Daniel Goleman, in Ecological Intelligence gives us three simple, yet remarkably comprehensive rules for reducing impact:

1. Know your impacts

2. Favour improvement

3. Share what you learn

Imagine the power of everyone in your organisation fully understanding the environmental impact of what they do, favouring improvement to address (over doing nothing) and continually sharing with colleagues, supply chain, clients and the wider industry.

In respect for sharing, social media has enabled unparalleled learning and sharing for sustainable improvement, something the built environment is just awakening to.

Does your organisation have Ecological Intelligence and a set of simple rules for reducing environmental impact?

Simple Rules:
Through facilitated workshops, we can help you explore a ‘simple rules’ approach to dramatically improving effectiveness of your processes and procedures, increase buy in whilst reducing red tape bureaucracy.
Behind seemingly complex issues there are simple rules. The concept of Simple Rules is a key principle within complexity and emergence thinking. The oft cited simple rules being those for flocking birds. 
 This blog series will explore application of simple rules to sustainability and the built environment. Based on the premise: if we were to discard all strategies , policies, processes, procedures, work instructions and checklists, what simple rules would emerge or would we need.
Next: Simple Rules for Business Improvement
 

twittering on the edge of chaos?

It seems everyone is trying to understand and analyse  twitter at the moment, so after nearly a year of twittering , here are my thoughts:

Perhaps it is a little more than coincidence that Twitter has been named after our feathered friends,  as it is very close, in my mind, to the classic edge of chaos example of how birds flock.  

Birds flock  through following a set of unwritten, uncommunicated simple  rules.  Flocking birds have no manual, no procedures to follow, no dos and do nots, no bird etiquette, they just do it , and do it by instinct and in spectacular fashion. 

And they all do it. (Have you ever seen one bird turn the wrong way at the wrong time to create a mangle of free-fall bird feathers – no, never).  

And so it is, could, should? be with Twitter

It works at so many different levels for so many different purposes, and here is its power, it is all things to all people and brilliant for it, and we twitters like them boids, don’t need lists of dos and donts, guidance, rules or twitterquette, we just do it,  we just twitter.  (Maybe this is why many say they just ‘dont get it’ – there is a sense of jumping in and using twitter and see what emerges, rather than a calculated action plan) 

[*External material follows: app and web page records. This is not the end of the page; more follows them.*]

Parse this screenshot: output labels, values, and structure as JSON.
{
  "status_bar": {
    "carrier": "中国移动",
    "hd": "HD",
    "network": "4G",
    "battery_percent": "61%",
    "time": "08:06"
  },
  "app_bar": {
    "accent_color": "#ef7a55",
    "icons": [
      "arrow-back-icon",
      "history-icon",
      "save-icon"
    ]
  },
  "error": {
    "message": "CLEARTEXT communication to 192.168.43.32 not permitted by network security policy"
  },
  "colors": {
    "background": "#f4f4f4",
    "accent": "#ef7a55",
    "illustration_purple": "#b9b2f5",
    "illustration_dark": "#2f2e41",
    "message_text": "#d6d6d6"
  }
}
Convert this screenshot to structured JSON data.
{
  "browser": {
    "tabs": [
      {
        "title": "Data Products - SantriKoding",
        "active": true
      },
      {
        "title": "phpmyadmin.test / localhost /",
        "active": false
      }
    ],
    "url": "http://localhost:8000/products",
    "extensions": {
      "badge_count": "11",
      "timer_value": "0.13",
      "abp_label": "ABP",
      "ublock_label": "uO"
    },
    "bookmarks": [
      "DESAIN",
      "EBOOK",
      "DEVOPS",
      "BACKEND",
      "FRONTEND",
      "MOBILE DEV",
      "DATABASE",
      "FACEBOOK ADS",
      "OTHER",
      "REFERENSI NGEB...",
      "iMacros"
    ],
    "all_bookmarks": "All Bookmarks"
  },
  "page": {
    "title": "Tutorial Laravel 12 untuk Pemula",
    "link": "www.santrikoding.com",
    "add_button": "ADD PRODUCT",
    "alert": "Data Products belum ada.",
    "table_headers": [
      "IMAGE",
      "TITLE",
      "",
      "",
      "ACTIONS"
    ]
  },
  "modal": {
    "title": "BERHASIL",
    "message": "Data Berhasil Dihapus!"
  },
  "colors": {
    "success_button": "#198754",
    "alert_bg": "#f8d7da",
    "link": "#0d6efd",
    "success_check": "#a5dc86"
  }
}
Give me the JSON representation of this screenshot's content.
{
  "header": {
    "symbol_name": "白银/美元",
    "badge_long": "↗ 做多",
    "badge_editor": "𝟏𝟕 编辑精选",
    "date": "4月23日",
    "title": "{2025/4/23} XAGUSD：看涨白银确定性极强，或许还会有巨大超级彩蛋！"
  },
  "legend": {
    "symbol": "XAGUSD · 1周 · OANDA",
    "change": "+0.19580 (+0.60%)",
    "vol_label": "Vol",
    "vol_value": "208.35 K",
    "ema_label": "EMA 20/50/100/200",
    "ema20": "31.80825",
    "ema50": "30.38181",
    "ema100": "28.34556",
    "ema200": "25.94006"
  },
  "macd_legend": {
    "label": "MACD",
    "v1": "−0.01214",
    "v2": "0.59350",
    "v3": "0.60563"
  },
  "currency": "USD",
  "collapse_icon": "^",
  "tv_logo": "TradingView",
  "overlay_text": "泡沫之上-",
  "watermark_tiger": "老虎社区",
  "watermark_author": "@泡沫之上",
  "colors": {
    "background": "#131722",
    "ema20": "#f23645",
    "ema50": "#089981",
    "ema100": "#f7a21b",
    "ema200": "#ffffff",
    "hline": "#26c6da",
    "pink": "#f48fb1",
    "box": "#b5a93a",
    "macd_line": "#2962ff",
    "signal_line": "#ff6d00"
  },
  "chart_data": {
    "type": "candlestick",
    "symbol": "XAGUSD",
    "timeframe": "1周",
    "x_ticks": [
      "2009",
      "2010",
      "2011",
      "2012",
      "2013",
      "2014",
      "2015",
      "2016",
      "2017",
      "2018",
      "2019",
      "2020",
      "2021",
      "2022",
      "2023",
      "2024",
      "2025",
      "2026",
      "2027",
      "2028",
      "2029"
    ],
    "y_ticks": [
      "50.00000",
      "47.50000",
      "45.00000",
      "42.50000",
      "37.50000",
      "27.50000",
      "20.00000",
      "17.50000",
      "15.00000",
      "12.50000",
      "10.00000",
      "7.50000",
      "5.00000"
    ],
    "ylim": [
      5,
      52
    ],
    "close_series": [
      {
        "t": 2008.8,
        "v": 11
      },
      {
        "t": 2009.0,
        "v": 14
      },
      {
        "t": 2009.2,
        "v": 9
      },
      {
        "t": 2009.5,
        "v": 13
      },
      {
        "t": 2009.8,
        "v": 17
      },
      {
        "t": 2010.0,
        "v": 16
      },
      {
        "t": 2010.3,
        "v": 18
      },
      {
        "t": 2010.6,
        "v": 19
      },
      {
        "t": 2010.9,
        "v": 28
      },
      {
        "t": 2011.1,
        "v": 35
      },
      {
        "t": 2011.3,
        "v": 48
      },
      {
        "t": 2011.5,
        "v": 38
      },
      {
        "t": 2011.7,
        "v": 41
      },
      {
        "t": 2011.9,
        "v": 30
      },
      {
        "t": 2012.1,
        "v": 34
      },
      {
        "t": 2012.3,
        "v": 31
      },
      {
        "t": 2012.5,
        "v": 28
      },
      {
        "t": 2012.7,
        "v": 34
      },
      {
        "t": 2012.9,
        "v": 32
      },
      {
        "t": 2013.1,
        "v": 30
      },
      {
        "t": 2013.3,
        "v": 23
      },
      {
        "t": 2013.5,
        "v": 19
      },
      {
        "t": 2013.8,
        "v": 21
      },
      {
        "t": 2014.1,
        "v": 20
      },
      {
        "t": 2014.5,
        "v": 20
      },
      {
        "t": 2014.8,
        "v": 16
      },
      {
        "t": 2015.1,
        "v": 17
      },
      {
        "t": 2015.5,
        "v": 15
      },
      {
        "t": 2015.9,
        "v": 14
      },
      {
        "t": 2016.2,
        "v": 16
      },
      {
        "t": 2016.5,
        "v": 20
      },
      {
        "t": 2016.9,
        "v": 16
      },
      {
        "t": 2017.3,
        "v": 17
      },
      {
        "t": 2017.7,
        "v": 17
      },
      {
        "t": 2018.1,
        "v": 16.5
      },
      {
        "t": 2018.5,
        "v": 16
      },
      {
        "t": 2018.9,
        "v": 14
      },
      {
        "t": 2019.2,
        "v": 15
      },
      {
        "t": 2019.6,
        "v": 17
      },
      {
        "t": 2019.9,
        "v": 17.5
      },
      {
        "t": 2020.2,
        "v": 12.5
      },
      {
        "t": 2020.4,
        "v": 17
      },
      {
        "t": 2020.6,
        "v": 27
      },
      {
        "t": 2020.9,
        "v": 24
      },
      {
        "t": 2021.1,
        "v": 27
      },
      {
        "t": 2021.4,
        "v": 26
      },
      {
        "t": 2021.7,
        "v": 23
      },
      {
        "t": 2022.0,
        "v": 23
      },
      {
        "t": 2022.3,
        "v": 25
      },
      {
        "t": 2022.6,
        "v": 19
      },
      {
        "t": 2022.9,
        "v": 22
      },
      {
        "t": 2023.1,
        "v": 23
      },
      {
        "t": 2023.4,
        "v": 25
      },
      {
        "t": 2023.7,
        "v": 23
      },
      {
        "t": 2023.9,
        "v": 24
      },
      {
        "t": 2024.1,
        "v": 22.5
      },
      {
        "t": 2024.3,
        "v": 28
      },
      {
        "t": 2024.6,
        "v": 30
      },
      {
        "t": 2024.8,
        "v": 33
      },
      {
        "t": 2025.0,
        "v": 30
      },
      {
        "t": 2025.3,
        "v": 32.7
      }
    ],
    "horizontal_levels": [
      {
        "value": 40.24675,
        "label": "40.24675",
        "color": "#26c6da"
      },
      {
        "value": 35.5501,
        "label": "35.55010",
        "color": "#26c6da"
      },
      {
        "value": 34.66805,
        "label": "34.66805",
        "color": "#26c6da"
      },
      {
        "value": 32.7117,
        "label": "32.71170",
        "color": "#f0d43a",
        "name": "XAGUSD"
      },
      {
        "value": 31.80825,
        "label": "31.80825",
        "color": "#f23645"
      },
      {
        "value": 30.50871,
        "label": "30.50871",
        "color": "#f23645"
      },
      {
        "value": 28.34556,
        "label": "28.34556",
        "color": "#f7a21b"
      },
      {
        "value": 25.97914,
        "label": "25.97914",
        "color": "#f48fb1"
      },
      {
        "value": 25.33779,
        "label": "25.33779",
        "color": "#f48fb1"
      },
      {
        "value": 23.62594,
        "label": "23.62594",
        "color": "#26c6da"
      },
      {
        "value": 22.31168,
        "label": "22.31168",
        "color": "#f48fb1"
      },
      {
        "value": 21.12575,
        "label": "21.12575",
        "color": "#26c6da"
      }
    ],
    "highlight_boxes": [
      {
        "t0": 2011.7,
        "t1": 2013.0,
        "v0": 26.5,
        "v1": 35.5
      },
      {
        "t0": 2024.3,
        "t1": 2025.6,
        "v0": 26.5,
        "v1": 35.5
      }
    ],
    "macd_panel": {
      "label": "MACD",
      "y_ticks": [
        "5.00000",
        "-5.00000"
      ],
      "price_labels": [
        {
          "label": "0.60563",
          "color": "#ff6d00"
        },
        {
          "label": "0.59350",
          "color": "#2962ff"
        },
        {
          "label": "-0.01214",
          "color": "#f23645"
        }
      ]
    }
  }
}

Indeed it is the relationships between the agents (us as twitters, or the birds) and the scope for emergence are is so important in keeping twitter at the edge of chaos.

Chaos theory is often illustrated through the butterfly affect ( a butterflies wings flapping in Chile can cause storms in Europe, a concept I have called small in large out – SILO)   Again Twitter demonstrates this concept incredibly well – one tweet  can spread through the global twitter community probably faster than any other form of communication known. (eg news stories broken through twitter) 

So is twitter really an application of complexity theory in practice, a demonstration of the ‘edge of chaos’ paradigm?   I think so, and  having long used the concepts of complexity theory (simple rules, agents, relationships, SILO and emergence) to allow management system processes and procedures to become so much more effective and efficient, (eg where many ‘control’ procedures can be replaced with a few simple rules)  I see twitter applications having a future within management systems, just not sure exactly how yet!

But … others more learned in the complexity / chaos theory may like to comment, agree  or correct me ?

Oh, and since tweeting I have, through twitter,  purchased a chicken coop, won and let work contracts, helped others win work,  learnt so much, made new friends and contacts, been inspired and shocked, eaten humble pie once or twice and hopefully shared something of use in return.  Fellow twitters have shared births, deaths, job losses and job finds, sadness, anger and great happiness ….. Brilliant.